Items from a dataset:
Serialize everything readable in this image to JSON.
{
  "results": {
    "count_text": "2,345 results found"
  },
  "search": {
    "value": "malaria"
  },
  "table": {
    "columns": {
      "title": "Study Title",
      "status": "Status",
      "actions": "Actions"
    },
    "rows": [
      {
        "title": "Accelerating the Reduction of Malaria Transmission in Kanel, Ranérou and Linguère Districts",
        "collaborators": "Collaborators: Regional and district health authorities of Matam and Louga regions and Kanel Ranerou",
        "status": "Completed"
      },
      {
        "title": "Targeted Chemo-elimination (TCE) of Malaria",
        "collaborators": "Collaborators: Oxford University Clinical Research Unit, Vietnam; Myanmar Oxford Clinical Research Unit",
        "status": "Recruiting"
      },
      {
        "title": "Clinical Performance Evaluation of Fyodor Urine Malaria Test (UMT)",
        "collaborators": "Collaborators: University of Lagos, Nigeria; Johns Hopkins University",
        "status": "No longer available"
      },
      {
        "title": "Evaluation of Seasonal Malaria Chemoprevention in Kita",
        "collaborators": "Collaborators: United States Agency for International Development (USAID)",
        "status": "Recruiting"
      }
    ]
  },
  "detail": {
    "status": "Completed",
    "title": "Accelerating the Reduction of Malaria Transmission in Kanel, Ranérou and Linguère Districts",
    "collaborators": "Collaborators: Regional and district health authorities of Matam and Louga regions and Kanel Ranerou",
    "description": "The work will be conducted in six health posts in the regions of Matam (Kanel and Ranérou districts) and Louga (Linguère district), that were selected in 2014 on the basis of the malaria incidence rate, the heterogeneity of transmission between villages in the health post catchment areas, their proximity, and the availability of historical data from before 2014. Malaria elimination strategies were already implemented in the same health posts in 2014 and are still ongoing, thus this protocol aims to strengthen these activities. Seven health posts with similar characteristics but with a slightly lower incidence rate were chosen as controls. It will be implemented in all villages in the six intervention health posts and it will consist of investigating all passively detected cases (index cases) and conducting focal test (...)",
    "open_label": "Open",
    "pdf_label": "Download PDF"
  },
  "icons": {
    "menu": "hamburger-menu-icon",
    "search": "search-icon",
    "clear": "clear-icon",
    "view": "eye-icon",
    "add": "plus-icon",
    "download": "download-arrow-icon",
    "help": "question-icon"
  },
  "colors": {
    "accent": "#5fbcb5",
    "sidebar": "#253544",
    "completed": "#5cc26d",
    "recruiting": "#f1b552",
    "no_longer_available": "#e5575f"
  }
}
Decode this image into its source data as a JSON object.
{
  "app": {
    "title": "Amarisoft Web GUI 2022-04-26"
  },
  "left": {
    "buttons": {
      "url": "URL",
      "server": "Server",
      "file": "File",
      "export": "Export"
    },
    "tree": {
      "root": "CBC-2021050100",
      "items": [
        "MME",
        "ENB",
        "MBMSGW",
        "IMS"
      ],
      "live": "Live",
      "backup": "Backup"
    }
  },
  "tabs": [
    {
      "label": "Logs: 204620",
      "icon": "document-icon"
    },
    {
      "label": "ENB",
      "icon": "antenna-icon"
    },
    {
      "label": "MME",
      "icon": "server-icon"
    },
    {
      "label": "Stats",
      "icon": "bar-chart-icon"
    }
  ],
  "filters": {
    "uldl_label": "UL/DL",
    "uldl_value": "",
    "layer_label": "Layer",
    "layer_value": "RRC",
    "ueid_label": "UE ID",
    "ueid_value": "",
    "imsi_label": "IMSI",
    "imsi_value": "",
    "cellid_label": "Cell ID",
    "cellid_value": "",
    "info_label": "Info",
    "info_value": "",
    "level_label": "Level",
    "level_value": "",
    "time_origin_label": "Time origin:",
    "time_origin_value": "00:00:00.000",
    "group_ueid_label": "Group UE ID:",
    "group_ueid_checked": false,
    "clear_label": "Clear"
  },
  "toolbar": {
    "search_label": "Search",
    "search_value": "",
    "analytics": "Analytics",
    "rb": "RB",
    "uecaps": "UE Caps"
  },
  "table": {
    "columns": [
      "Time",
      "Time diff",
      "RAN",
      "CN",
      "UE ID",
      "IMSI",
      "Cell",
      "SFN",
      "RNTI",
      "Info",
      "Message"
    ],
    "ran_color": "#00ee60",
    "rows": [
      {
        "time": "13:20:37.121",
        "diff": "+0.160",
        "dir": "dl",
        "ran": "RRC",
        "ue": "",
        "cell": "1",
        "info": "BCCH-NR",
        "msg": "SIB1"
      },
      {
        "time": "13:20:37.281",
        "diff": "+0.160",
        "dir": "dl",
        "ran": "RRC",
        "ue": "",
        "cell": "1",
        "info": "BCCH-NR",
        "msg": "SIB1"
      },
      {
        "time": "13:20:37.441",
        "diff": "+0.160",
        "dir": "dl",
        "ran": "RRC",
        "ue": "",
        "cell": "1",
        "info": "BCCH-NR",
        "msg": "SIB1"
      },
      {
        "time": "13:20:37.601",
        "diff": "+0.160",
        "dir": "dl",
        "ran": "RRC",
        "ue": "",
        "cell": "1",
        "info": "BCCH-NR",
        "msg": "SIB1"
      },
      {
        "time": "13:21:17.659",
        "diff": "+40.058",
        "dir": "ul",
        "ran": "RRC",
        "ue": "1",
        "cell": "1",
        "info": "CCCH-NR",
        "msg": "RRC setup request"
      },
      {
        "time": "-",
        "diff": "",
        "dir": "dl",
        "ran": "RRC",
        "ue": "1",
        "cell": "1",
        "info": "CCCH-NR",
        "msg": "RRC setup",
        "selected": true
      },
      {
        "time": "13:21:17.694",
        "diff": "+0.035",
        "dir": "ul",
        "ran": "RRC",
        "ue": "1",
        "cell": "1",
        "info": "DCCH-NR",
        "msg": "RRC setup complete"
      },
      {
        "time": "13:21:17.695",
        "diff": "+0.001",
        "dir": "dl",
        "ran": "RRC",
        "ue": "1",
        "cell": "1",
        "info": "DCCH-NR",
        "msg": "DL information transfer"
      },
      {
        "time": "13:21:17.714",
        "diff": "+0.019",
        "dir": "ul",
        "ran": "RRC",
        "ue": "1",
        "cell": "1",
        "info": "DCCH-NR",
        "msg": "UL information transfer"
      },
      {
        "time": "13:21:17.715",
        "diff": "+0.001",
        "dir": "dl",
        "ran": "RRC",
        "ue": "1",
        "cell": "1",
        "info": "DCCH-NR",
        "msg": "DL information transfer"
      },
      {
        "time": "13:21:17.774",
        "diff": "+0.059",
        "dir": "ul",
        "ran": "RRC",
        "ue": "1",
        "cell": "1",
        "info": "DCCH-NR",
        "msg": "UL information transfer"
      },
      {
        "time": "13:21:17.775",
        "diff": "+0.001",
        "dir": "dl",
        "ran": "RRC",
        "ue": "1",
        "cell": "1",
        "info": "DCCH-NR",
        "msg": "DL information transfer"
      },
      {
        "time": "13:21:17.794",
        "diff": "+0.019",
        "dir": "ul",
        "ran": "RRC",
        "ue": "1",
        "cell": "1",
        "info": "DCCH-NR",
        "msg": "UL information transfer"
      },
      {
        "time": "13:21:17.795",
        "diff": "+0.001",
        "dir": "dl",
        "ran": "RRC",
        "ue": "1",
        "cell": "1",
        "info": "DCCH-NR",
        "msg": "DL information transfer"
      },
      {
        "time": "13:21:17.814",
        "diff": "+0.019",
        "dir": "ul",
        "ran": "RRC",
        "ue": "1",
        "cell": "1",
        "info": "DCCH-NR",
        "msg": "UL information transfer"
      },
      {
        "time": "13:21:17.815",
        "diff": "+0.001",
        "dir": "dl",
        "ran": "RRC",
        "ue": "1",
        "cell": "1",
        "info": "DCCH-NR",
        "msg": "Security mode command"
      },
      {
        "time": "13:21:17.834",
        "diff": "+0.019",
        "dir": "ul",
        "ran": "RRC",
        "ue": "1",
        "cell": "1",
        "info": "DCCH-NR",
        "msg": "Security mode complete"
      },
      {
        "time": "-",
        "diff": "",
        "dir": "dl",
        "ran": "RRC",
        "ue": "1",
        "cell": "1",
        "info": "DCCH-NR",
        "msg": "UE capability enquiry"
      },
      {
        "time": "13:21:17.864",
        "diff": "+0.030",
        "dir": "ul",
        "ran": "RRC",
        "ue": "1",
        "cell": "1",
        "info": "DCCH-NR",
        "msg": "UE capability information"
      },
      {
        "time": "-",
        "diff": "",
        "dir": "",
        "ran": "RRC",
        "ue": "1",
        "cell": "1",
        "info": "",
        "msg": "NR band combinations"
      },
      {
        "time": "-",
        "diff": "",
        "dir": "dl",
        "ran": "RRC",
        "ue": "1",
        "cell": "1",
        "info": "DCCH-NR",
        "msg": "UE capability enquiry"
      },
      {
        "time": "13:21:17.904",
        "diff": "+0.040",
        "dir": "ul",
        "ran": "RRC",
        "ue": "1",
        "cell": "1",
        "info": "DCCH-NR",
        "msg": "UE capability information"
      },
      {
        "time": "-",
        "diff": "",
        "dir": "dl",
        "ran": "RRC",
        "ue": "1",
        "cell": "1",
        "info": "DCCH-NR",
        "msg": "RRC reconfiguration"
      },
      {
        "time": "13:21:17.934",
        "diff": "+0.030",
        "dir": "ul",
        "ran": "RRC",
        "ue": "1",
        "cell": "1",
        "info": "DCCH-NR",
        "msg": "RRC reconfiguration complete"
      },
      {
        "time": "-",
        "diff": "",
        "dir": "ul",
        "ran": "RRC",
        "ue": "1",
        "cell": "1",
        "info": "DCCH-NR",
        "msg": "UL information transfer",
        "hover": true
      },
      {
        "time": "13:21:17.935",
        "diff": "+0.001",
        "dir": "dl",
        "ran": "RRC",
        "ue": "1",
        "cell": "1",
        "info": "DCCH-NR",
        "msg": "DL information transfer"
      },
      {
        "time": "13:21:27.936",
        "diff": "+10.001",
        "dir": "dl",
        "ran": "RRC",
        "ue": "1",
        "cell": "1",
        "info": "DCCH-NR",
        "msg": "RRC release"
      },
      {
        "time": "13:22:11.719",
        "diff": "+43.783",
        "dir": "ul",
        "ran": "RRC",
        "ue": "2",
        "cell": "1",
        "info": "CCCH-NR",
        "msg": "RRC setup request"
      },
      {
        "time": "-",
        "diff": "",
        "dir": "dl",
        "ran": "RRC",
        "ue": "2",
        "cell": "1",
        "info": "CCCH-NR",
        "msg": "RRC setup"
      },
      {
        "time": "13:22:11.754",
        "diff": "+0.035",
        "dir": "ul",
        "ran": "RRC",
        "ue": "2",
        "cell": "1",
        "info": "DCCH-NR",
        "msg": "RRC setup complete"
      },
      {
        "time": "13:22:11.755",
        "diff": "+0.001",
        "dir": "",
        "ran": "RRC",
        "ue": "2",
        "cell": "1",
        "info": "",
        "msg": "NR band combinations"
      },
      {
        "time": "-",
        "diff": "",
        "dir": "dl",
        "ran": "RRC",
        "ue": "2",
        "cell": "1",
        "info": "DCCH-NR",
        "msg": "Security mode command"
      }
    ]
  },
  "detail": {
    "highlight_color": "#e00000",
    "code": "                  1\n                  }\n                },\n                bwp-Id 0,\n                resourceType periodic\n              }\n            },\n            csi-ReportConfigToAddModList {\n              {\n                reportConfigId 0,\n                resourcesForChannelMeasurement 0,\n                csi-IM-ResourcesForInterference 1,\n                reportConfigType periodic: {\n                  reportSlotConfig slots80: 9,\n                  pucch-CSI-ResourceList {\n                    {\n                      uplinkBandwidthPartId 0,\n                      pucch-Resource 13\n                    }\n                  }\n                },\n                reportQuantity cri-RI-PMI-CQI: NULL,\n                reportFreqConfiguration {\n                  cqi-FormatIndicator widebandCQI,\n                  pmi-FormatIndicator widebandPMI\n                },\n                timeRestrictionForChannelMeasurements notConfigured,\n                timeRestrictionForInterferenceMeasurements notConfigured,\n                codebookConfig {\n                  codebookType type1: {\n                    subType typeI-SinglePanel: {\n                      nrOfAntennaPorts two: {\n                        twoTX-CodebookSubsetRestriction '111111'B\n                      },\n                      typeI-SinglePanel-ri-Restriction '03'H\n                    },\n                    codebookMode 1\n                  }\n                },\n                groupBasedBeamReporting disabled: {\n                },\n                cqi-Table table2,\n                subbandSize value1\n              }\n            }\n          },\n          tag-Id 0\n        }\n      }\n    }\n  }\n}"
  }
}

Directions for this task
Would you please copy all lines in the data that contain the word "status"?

Completed exercise
      "status": "Status",
        "status": "Completed"
        "status": "Recruiting"
        "status": "No longer available"
        "status": "Recruiting"
    "status": "Completed",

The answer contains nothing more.